When did Russia buy Israeli drones to adapt them?
After the war with Georgia in 2008, when they realized that they had accumulated a large lag in the use of drones compared to Israel in particular. They wanted to raise their level. They bought some drones, but not many. At least compared to what Ukraine has already received. Ukraine only bought a hundred German surveillance drones. This is the equivalent of the Russian Orlans, but with better optics.
Another problem for the Russians is that they depend on imports and cannot produce. In their drones, they put optics for the general public. That is, civil technologies of not the best quality are adapted for military purposes.
The fight against drones is now becoming a task of key importance. To what extent has Ukraine progressed in this area?
There are several ways to deal with drones. This is the creation of interference, which allows you to block communications. This, for example, is widely used by Russia in the Bakhmut region. This reduces the possibility for Ukraine to use civilian drones – drones for two thousand euros. The effectiveness of interference is limited by the area where this method is used: the range of interference is limited to a few kilometers.
There are also anti-drone guns that are used “from the shoulder”. This is an electromagnetic pulse that creates local interference if there are no more “heavy” systems. Here Ukraine has an advantage, because the Netherlands, France, Israel, Taiwan sell them. Their deliveries to Russia are blocked, that is, Ukraine has more of these guns.
There are, of course, systems that allow you to shoot down drones. Both armies have more or less the same equipment here. Ukraine has a slight advantage, which relies on all its allies.
Ukraine does not use kamikaze drones in such large numbers as Russia. Russia , in alliance with Iran, sent hundreds and hundreds of kamikaze drones.
Thus, Ukraine’s anti-drone air defense is more powerful, but it is not sufficient as Russia sends more kamikaze drones.
Ukraine also uses innovative methods to combat drones. For example, an application that allows residents to signal drones that Russia sends deep into Ukrainian territory, far beyond the front line.
In fact, what we here call “drones” is a kind of linguistic abuse. These are not drones, but low-cost missiles. Shaheds, for example, are not remotely controlled, they are sent to a predetermined position, and it is impossible to change the target. The drone can usually be piloted, its direction or actions can be changed. Therefore, Shahedas are loco-missiles.

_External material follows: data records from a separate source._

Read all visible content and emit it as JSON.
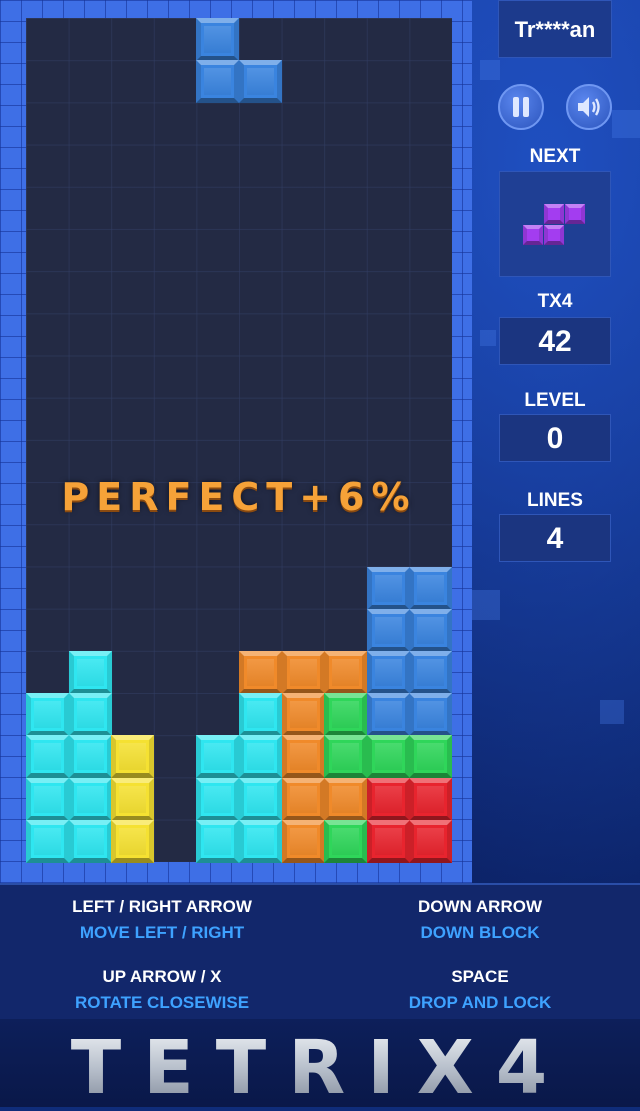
{
  "player": {
    "name": "Tr****an"
  },
  "panel": {
    "next_label": "NEXT",
    "score_label": "TX4",
    "score_value": "42",
    "level_label": "LEVEL",
    "level_value": "0",
    "lines_label": "LINES",
    "lines_value": "4"
  },
  "buttons": {
    "pause_icon": "pause-icon",
    "sound_icon": "speaker-icon"
  },
  "overlay": {
    "message": "PERFECT+6%"
  },
  "controls": [
    {
      "key": "LEFT /  RIGHT  ARROW",
      "action": "MOVE LEFT / RIGHT"
    },
    {
      "key": "DOWN ARROW",
      "action": "DOWN BLOCK"
    },
    {
      "key": "UP ARROW / X",
      "action": "ROTATE CLOSEWISE"
    },
    {
      "key": "SPACE",
      "action": "DROP AND LOCK"
    }
  ],
  "logo": {
    "text": "TETRIX4"
  },
  "colors": {
    "cyan": "#2fe6f0",
    "yellow": "#f5e132",
    "orange": "#f08a2a",
    "green": "#2fd65a",
    "blue": "#3a84df",
    "red": "#e8242e",
    "purple": "#a33df0"
  },
  "board": {
    "cols": 10,
    "rows": 20,
    "active_piece": {
      "color": "blue",
      "cells": [
        [
          4,
          0
        ],
        [
          4,
          1
        ],
        [
          5,
          1
        ]
      ]
    },
    "locked_cells": [
      [
        9,
        13,
        "blue"
      ],
      [
        8,
        13,
        "blue"
      ],
      [
        9,
        14,
        "blue"
      ],
      [
        8,
        14,
        "blue"
      ],
      [
        1,
        15,
        "cyan"
      ],
      [
        5,
        15,
        "orange"
      ],
      [
        6,
        15,
        "orange"
      ],
      [
        7,
        15,
        "orange"
      ],
      [
        8,
        15,
        "blue"
      ],
      [
        9,
        15,
        "blue"
      ],
      [
        0,
        16,
        "cyan"
      ],
      [
        1,
        16,
        "cyan"
      ],
      [
        5,
        16,
        "cyan"
      ],
      [
        6,
        16,
        "orange"
      ],
      [
        7,
        16,
        "green"
      ],
      [
        8,
        16,
        "blue"
      ],
      [
        9,
        16,
        "blue"
      ],
      [
        0,
        17,
        "cyan"
      ],
      [
        1,
        17,
        "cyan"
      ],
      [
        2,
        17,
        "yellow"
      ],
      [
        4,
        17,
        "cyan"
      ],
      [
        5,
        17,
        "cyan"
      ],
      [
        6,
        17,
        "orange"
      ],
      [
        7,
        17,
        "green"
      ],
      [
        8,
        17,
        "green"
      ],
      [
        9,
        17,
        "green"
      ],
      [
        0,
        18,
        "cyan"
      ],
      [
        1,
        18,
        "cyan"
      ],
      [
        2,
        18,
        "yellow"
      ],
      [
        4,
        18,
        "cyan"
      ],
      [
        5,
        18,
        "cyan"
      ],
      [
        6,
        18,
        "orange"
      ],
      [
        7,
        18,
        "orange"
      ],
      [
        8,
        18,
        "red"
      ],
      [
        9,
        18,
        "red"
      ],
      [
        0,
        19,
        "cyan"
      ],
      [
        1,
        19,
        "cyan"
      ],
      [
        2,
        19,
        "yellow"
      ],
      [
        4,
        19,
        "cyan"
      ],
      [
        5,
        19,
        "cyan"
      ],
      [
        6,
        19,
        "orange"
      ],
      [
        7,
        19,
        "green"
      ],
      [
        8,
        19,
        "red"
      ],
      [
        9,
        19,
        "red"
      ]
    ],
    "next_piece": {
      "color": "purple",
      "cells": [
        [
          1,
          0
        ],
        [
          2,
          0
        ],
        [
          0,
          1
        ],
        [
          1,
          1
        ]
      ]
    }
  }
}
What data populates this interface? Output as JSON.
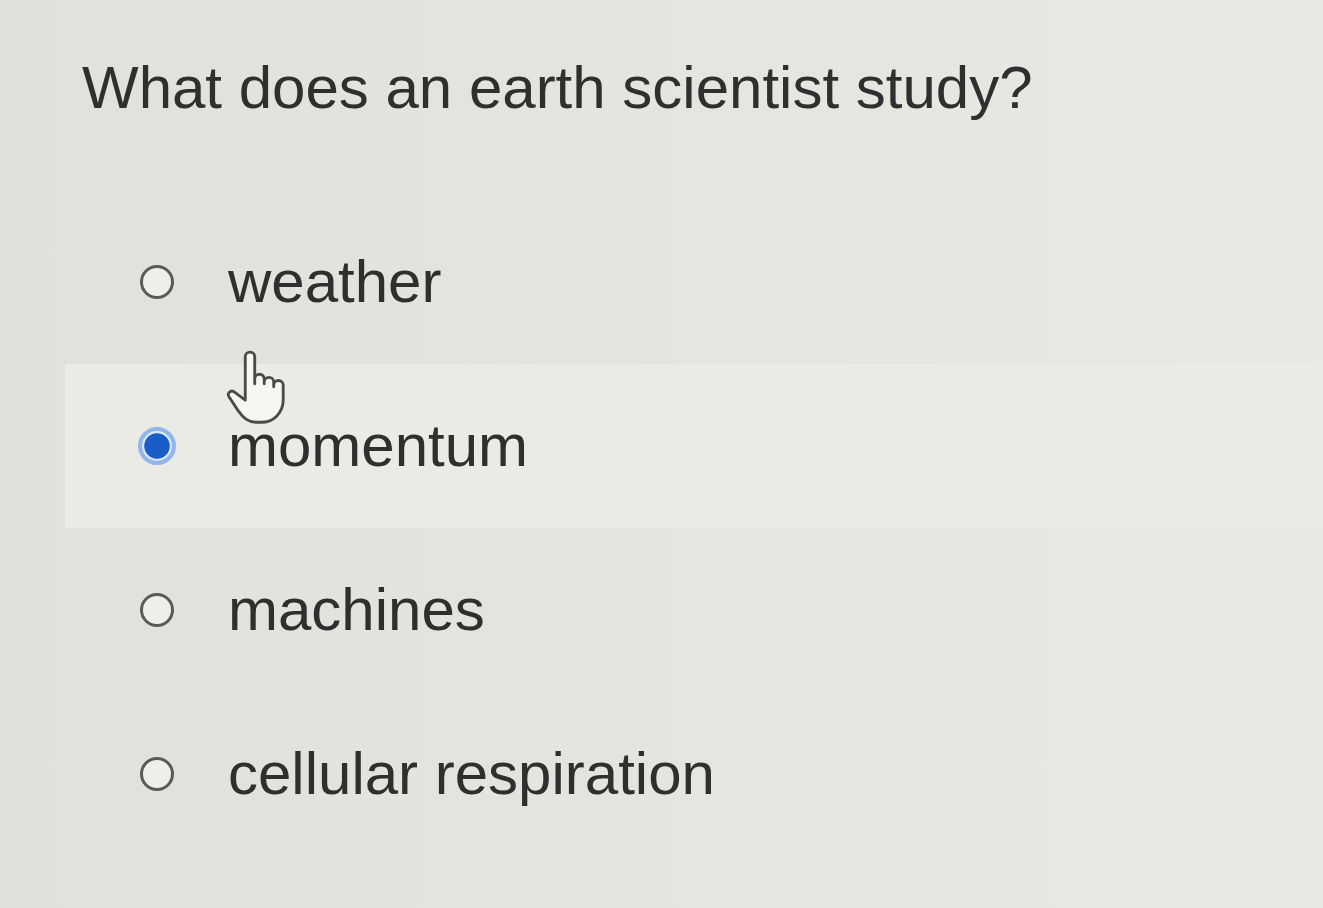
{
  "question": {
    "text": "What does an earth scientist study?"
  },
  "options": [
    {
      "label": "weather",
      "selected": false,
      "hovered": false
    },
    {
      "label": "momentum",
      "selected": true,
      "hovered": true
    },
    {
      "label": "machines",
      "selected": false,
      "hovered": false
    },
    {
      "label": "cellular respiration",
      "selected": false,
      "hovered": false
    }
  ]
}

Regardless of the type of missiles – Shahedas or cruise missiles – the Ukrainians have developed a special application – I see a missile, point to it. It allows you to track the location, make a calculation and warn where an attack may be in a few minutes. This application is part of an innovation where Ukrainians have demonstrated extraordinary abilities. This improves the effectiveness of their air defenses.
To what extent does the Russian-Ukrainian war transform the doctrines of the use of drones in other armies of the world?
There is an intensification of procurement of drones. Countries like France are rushing to procure loitering munitions — kamikaze drones like the Switchblade 300. They are also urgently announcing competitions for drone development projects. The French General Directorate of Armaments called for the creation of loitering ammunition with certain specifics: these are devices cheaper than 20 thousand euros, which could break through a window and then explode indoors, and so on.
We are talking about a revolution in the use of drones. In particular, small drones. Rare armies were massively equipped with small drones that every soldier could use.
Source : RFI